"For over two years, Virgil valiantly battled a rare, aggressive form of cancer, cardiac angiosarcoma," it continued. "He chose to endure his battle privately since his diagnosis in 2019, undergoing numerous challenging treatments, all while helming several significant institutions that span fashion, art, and culture."

Abloh studied civil engineering at the University of Wisconsin–Madison and architecture at the Illinois Institute of Technology (IIT), before entering the fashion industry. He met rapper Kanye West at an internship at fashion brand Fendi and was appointed creative director of West's agency DONDA in 2010.

He founded streetwear brand Off-White in 2013.

Abloh collaborated with numerous major brands including Nike – where he reimagined 10 of the brand's most iconic trainers – and IKEA, where he released several collections. He also designed a streetwear collection for the Musée du Louvre.

In 2018 he was named artistic director of Louis Vuitton's menswear collection, with his first collection revealed during Paris fashion week.

The following year a major retrospective of his work opened at the Museum of Contemporary Art Chicago.

Abloh was diagnosed with cancer in 2019, but continued working at Louis Vuitton and Off-White.

"Through it all, his work ethic, infinite curiosity, and optimism never wavered," said the statement. "Virgil was driven by his dedication to his craft and to his mission to open doors for others and create pathways for greater equality in art and design," it continued.
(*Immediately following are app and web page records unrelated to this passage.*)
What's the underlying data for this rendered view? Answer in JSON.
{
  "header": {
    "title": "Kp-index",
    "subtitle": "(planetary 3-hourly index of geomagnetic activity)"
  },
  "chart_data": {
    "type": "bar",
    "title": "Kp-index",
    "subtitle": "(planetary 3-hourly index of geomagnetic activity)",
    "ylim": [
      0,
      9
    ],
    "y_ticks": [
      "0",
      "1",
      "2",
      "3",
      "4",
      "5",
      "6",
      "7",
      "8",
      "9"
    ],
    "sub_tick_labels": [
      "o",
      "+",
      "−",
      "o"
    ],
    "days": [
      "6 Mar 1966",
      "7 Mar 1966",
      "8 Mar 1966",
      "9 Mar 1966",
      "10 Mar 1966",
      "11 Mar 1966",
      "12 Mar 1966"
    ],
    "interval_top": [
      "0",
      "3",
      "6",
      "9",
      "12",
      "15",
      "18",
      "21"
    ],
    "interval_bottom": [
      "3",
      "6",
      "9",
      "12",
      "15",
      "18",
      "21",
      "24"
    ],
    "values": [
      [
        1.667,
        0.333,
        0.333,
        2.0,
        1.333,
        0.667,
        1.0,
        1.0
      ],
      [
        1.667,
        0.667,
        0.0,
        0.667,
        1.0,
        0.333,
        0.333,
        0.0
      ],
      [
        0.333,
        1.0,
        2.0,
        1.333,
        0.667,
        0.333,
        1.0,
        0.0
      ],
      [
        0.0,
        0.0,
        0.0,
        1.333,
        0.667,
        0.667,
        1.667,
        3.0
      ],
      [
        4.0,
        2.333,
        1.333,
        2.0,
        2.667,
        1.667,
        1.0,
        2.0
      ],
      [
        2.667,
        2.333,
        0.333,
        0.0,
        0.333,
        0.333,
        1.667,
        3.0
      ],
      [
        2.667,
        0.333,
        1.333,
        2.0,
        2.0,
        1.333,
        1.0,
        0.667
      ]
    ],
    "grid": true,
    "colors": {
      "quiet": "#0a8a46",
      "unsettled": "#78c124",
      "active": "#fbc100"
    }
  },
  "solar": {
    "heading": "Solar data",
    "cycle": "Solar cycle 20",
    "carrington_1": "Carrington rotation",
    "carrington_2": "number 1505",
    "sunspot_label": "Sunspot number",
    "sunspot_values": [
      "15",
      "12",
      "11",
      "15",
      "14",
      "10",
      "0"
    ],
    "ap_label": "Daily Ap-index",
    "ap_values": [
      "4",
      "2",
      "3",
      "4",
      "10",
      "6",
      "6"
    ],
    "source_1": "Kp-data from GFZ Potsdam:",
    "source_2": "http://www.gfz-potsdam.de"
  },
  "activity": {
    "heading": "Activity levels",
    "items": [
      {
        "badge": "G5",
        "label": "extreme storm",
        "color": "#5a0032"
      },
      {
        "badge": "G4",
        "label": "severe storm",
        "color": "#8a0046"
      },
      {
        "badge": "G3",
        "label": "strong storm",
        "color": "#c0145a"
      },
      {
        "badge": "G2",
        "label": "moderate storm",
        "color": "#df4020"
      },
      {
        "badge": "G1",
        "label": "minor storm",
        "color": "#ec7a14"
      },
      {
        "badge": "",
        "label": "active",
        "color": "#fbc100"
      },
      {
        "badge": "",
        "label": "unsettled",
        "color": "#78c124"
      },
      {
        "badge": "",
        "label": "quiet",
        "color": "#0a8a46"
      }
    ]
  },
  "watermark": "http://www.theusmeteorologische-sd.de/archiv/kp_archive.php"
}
"He often said, 'everything I do is for the 17-year-old version of myself,' believing deeply in the power of art to inspire future generations."